To refer to a range of codes, use the following form:

an HTTP 2xx or 400 status code

In particular, use Nxx (with a specific digit in place of N) to indicate anything in the N00-N99 range, and put the status code number in code font even if you're leaving out the code's name.

If you prefer to specify an exact range, you can do so:

an HTTP status code in the 200-299 range

Here, too, put the numbers in code font.

Code style guides

The following Google coding-style guides are available on GitHub:

Some open source projects have their own overriding style guides. For example, Java code in the Android Open Source Project follows the AOSP Java Code Style for Contributors guide.

Grammatical treatment of code elements

In general, don't use code elements such as keywords and filenames as if they were English verbs or nouns. Don't inflect the name of a code element, such as to make it plural or possessive. Instead, include a noun after the name of the code element, and inflect that noun.

Recommended Not recommended
The ADDRESS constant's value is defined in the settings.h file. ADDRESS's value is defined in settings.h.
To add the data, send a POST request. POST the data.
To retrieve the data, send a GET request. Retrieve information by GETting the data.

You can't close the file before opening it.

You can't call the close() method for a file before you call open().

Close()ing the file requires you to have open()ed it first.

Takes an array of extended ASCII code points (an array of INT64 values) and returns BYTES values.

For STRING arguments, returns the original string with all alphabetic characters in uppercase.

Takes an array of extended ASCII code points (ARRAY of INT64) and returns BYTES.

Exception: When documenting a Java API, it's common to leave out words like object or instance and instead use the class name as a noun: store the MyClass you got from the ClassFactory. If you need to pluralize such nouns, then add object or instance: store the MyClass objects you got from the ClassFactory instances.

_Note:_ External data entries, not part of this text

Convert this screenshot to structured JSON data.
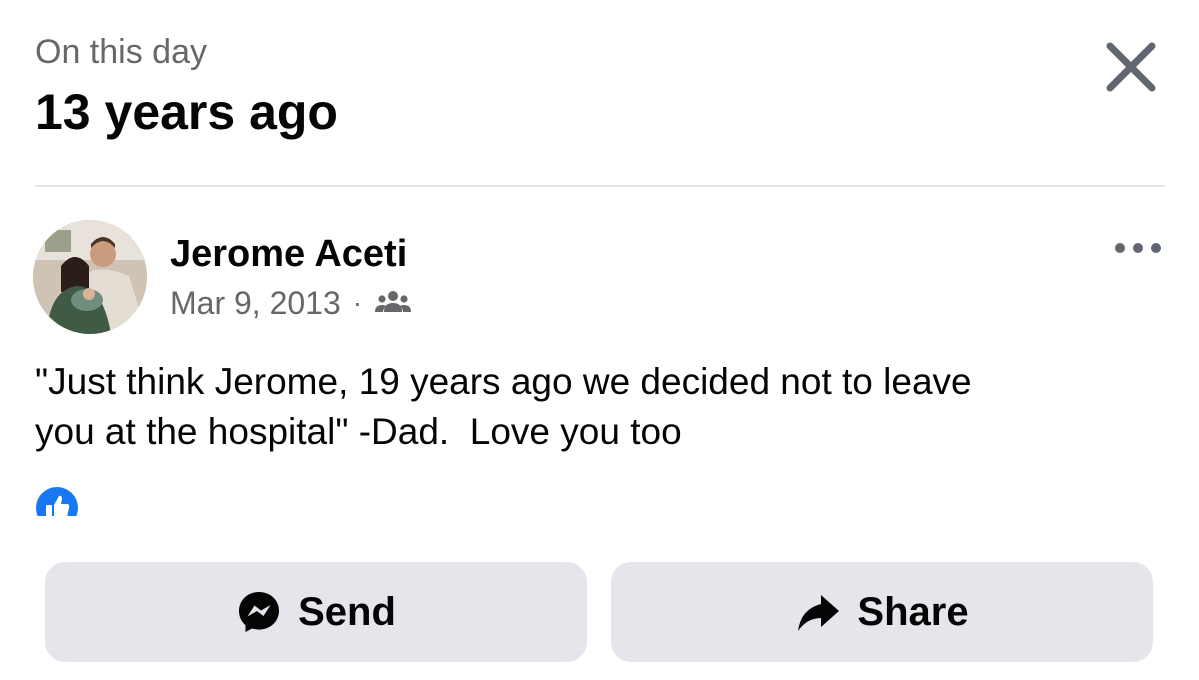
{
  "header": {
    "subtitle": "On this day",
    "title": "13 years ago"
  },
  "post": {
    "author": "Jerome Aceti",
    "date": "Mar 9, 2013",
    "separator": "·",
    "audience_icon": "friends-icon",
    "text": "\"Just think Jerome, 19 years ago we decided not to leave\nyou at the hospital\" -Dad.  Love you too",
    "reaction_icon": "like-icon"
  },
  "actions": {
    "send_label": "Send",
    "share_label": "Share"
  },
  "icons": {
    "close": "close-icon",
    "more": "more-options-icon",
    "send": "messenger-icon",
    "share": "share-arrow-icon"
  },
  "colors": {
    "like_blue": "#1877f2",
    "secondary_text": "#65676b",
    "button_bg": "#e4e6eb",
    "primary_text": "#050505"
  }
}
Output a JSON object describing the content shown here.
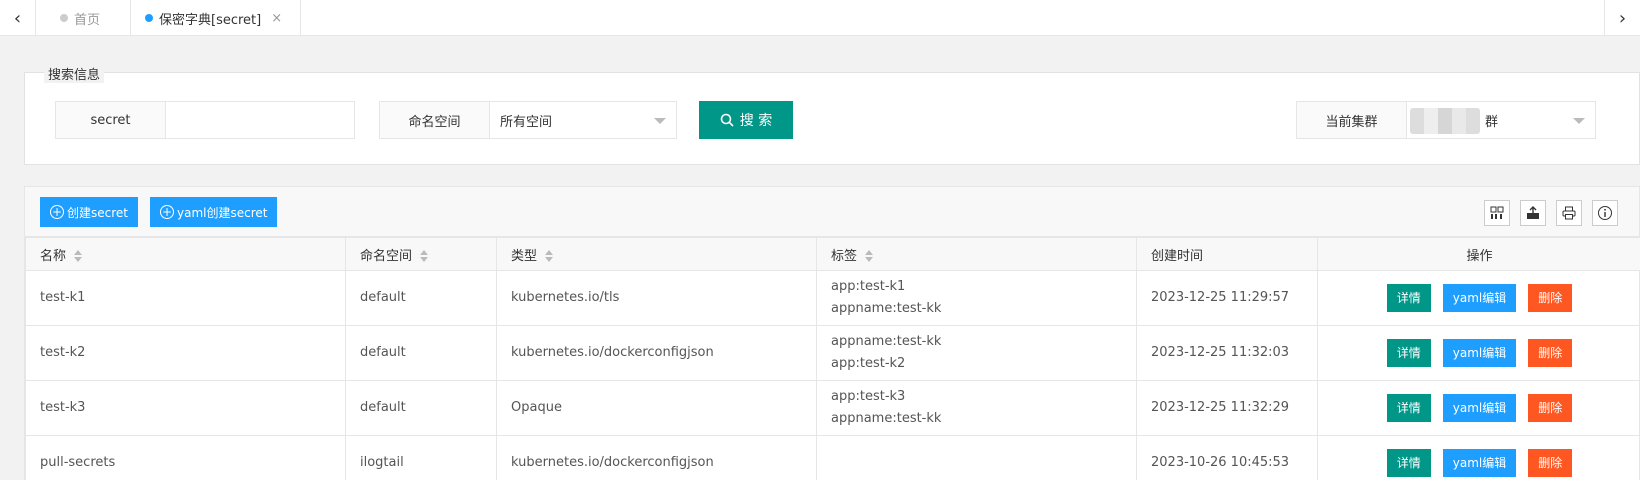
{
  "tabs": {
    "home": "首页",
    "active": "保密字典[secret]",
    "close": "×"
  },
  "search": {
    "legend": "搜索信息",
    "secret_label": "secret",
    "secret_value": "",
    "namespace_label": "命名空间",
    "namespace_value": "所有空间",
    "search_button": "搜 索",
    "cluster_label": "当前集群",
    "cluster_value": "群"
  },
  "toolbar": {
    "create_secret": "创建secret",
    "yaml_create_secret": "yaml创建secret"
  },
  "table": {
    "headers": [
      "名称",
      "命名空间",
      "类型",
      "标签",
      "创建时间",
      "操作"
    ],
    "rows": [
      {
        "name": "test-k1",
        "namespace": "default",
        "type": "kubernetes.io/tls",
        "label1": "app:test-k1",
        "label2": "appname:test-kk",
        "created": "2023-12-25 11:29:57"
      },
      {
        "name": "test-k2",
        "namespace": "default",
        "type": "kubernetes.io/dockerconfigjson",
        "label1": "appname:test-kk",
        "label2": "app:test-k2",
        "created": "2023-12-25 11:32:03"
      },
      {
        "name": "test-k3",
        "namespace": "default",
        "type": "Opaque",
        "label1": "app:test-k3",
        "label2": "appname:test-kk",
        "created": "2023-12-25 11:32:29"
      },
      {
        "name": "pull-secrets",
        "namespace": "ilogtail",
        "type": "kubernetes.io/dockerconfigjson",
        "label1": "",
        "label2": "",
        "created": "2023-10-26 10:45:53"
      }
    ],
    "actions": {
      "detail": "详情",
      "yaml_edit": "yaml编辑",
      "delete": "删除"
    }
  },
  "colors": {
    "primary": "#009688",
    "blue": "#1e9fff",
    "danger": "#ff5722"
  },
  "icons": [
    "chevron-left-icon",
    "chevron-right-icon",
    "search-icon",
    "grid-columns-icon",
    "export-icon",
    "print-icon",
    "info-icon"
  ]
}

Linking API terms in Android

When you're writing code comments that you'll turn into generated reference documentation, link to all elements of Android APIs, such as classes, methods, constants, and XML attributes. Use code font and regular HTML <a> elements to link to this reference material.

Link AndroidManifest.xml elements and attributes to the API guide pages. Link the attribute for a particular widget or layout to its Javadoc in the widget or layout's API reference entry.

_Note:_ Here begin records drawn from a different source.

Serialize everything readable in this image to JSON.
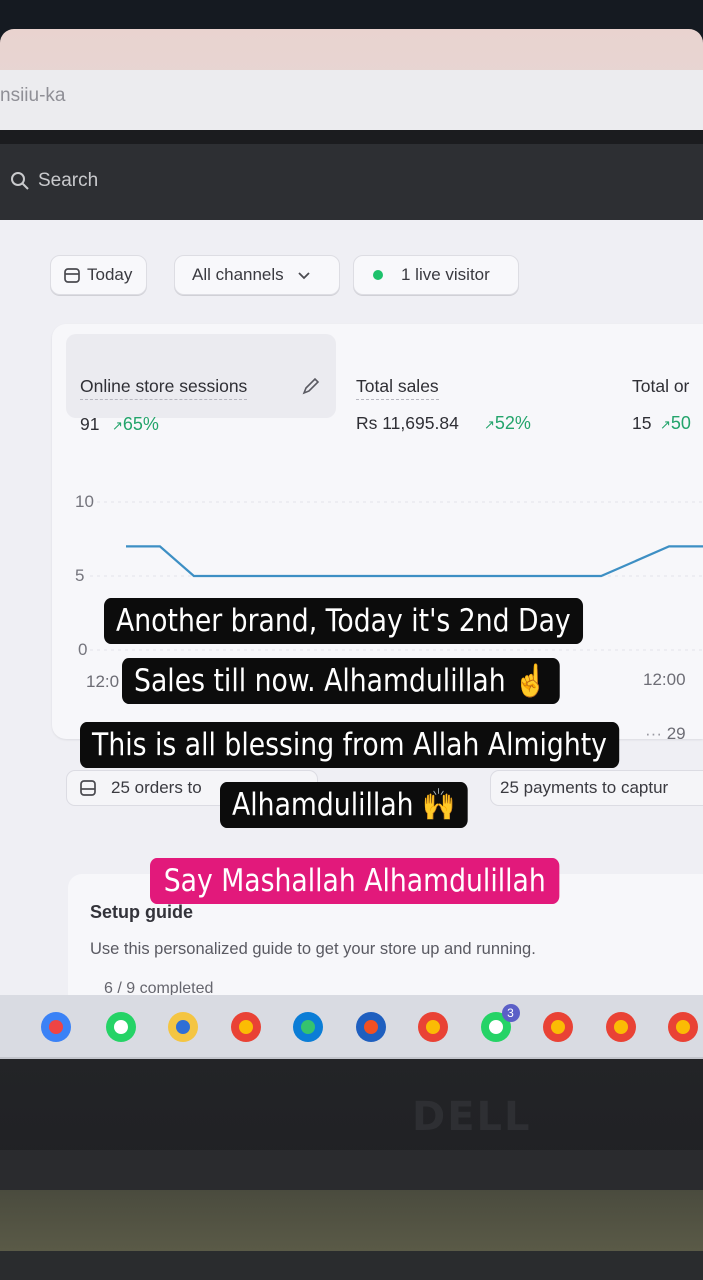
{
  "browser": {
    "url_fragment": "nsiiu-ka"
  },
  "topbar": {
    "search_label": "Search",
    "search_icon": "search-icon"
  },
  "filters": {
    "date": "Today",
    "channels": "All channels",
    "live_visitors": "1 live visitor",
    "live_color": "#1ec16b"
  },
  "metrics": [
    {
      "label": "Online store sessions",
      "value": "91",
      "change": "65%"
    },
    {
      "label": "Total sales",
      "value": "Rs 11,695.84",
      "change": "52%"
    },
    {
      "label": "Total or",
      "value": "15",
      "change": "50"
    }
  ],
  "chart_data": {
    "type": "line",
    "yticks": [
      "10",
      "5",
      "0"
    ],
    "ylim": [
      0,
      10
    ],
    "xticks": [
      "12:0",
      "12:00"
    ],
    "x_extra_label": "29",
    "series": [
      {
        "values": [
          7,
          7,
          5,
          5,
          5,
          5,
          5,
          5,
          5,
          5,
          5,
          5,
          5,
          5,
          5,
          6,
          7,
          7
        ]
      }
    ],
    "accent": "#3d8fc4"
  },
  "bottom_chips": {
    "orders": "25 orders to",
    "payments": "25 payments to captur"
  },
  "setup": {
    "title": "Setup guide",
    "description": "Use this personalized guide to get your store up and running.",
    "progress": "6 / 9 completed"
  },
  "taskbar": {
    "icons": [
      "copilot-icon",
      "whatsapp-icon",
      "file-explorer-icon",
      "chrome-icon",
      "edge-icon",
      "store-icon",
      "chrome-icon",
      "whatsapp-icon",
      "chrome-icon",
      "chrome-icon",
      "chrome-icon"
    ],
    "whatsapp_badge": "3"
  },
  "laptop": {
    "brand": "DELL"
  },
  "captions": {
    "line1": "Another brand, Today it's 2nd Day",
    "line2": "Sales till now. Alhamdulillah ☝️",
    "line3": "This is all blessing from Allah Almighty",
    "line4": "Alhamdulillah 🙌",
    "line5": "Say Mashallah Alhamdulillah",
    "pink": "#e2197b"
  }
}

<a href="/guide/topics/manifest/data-element.html">data</a>

Very common classes such as Activity and Intent don't need to be linked every time. If you use a term as a concept rather than a class, then don't put it in code font and don't capitalize it. Here are some objects that do not always require Javadoc links or capitalization:

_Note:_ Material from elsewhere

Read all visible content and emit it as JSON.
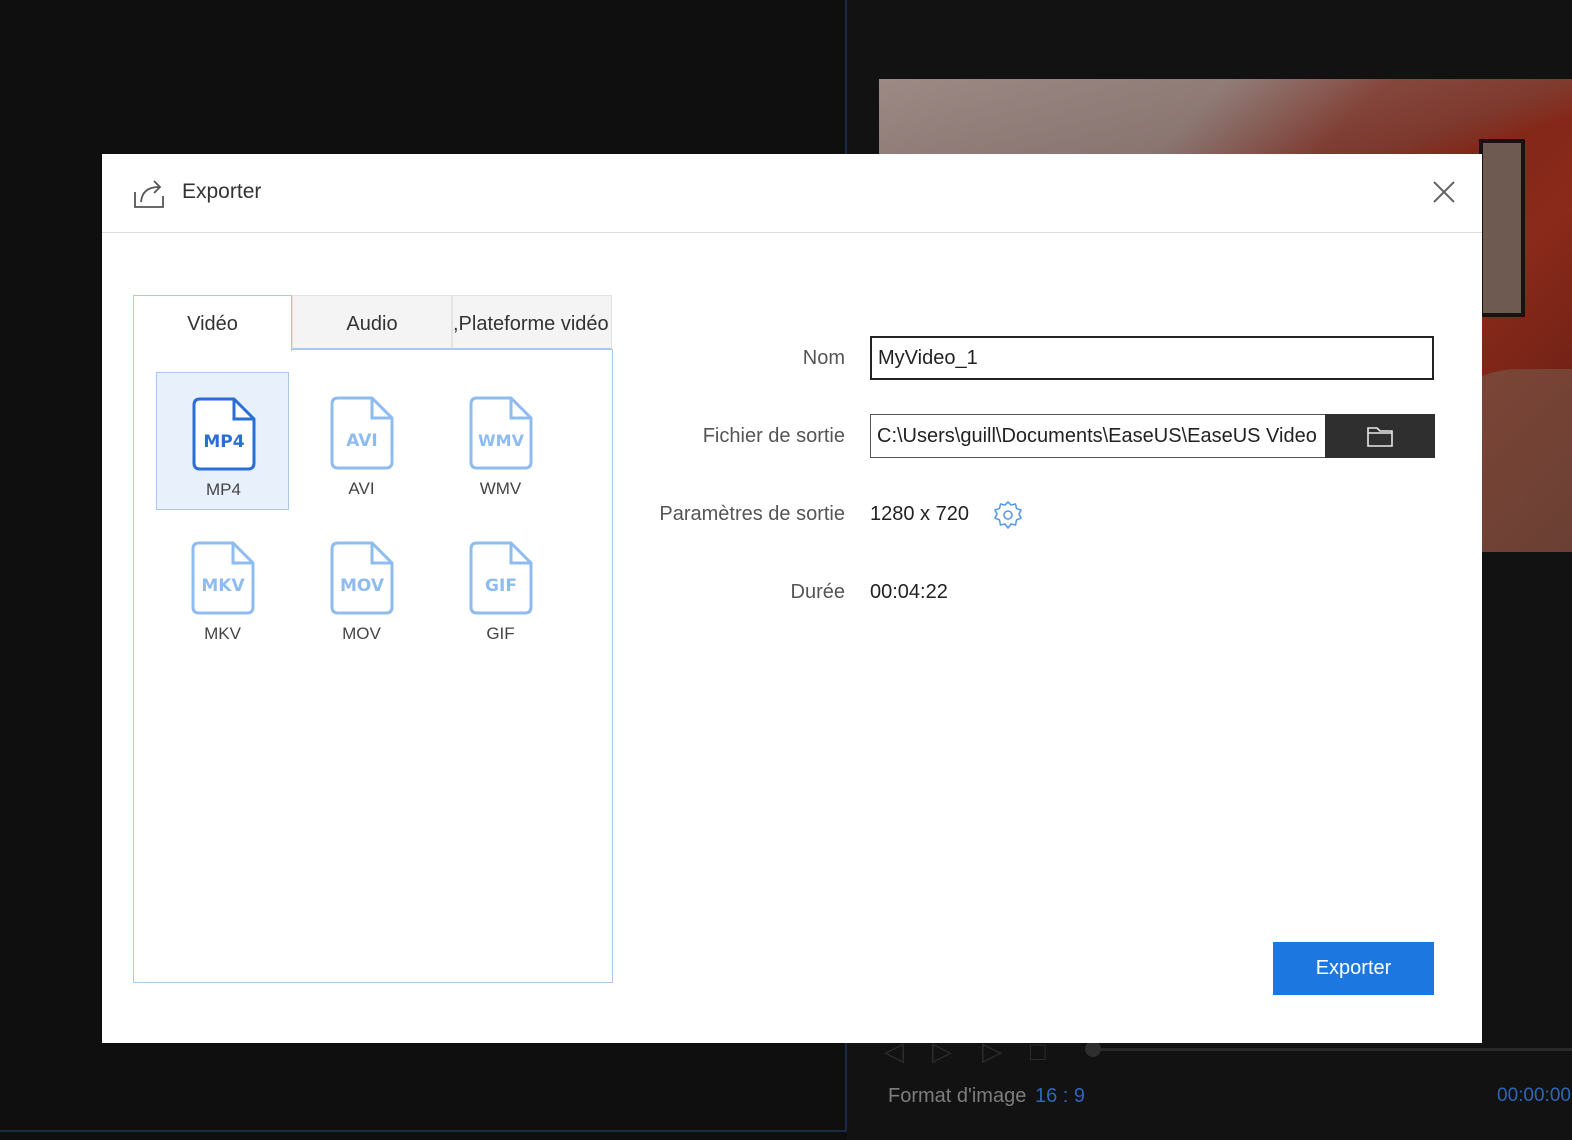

  • activity, activities
  • service
  • fragment
  • view
  • loader
  • action bar
  • intent
  • content provider
  • broadcast receiver
  • app widget

If you use one of these terms in the context of referring to an actual instance, use the formal class name and link to its reference page. Here are two examples:

Recommended: The Activity class is an important part of an application's overall lifecycle...

Recommended: The user interface for an activity is provided by a hierarchy of views—objects derived from the View class.

To link to a class or method:

  • To link to a class, use the class name as link text—for example:

    <a href="/reference/android/widget/TextView">TextView</a>
  • To link to a method, use the method name as a fragment identifier. If you're linking to a static method, also include the class name in the link text. If you need to distinguish between overloaded versions of a particular method, consider showing the full signature—for example:

    <a href="/reference/android/app/Activity.html#onCreate(android.os.Bundle)">onCreate(Bundle)</a>
  • To link the attribute for a particular widget or layout to its Javadoc in the widget or layout's API reference entry, use the URL for the page, and then add the fragment identifier #attr_android:ATTRIBUTE_NAME. For example, to link to the XML attribute android:inputType for the TextView widget, add the following:

    <a href="/reference/android/widget/TextView.html#attr_android:inputType>inputType</a>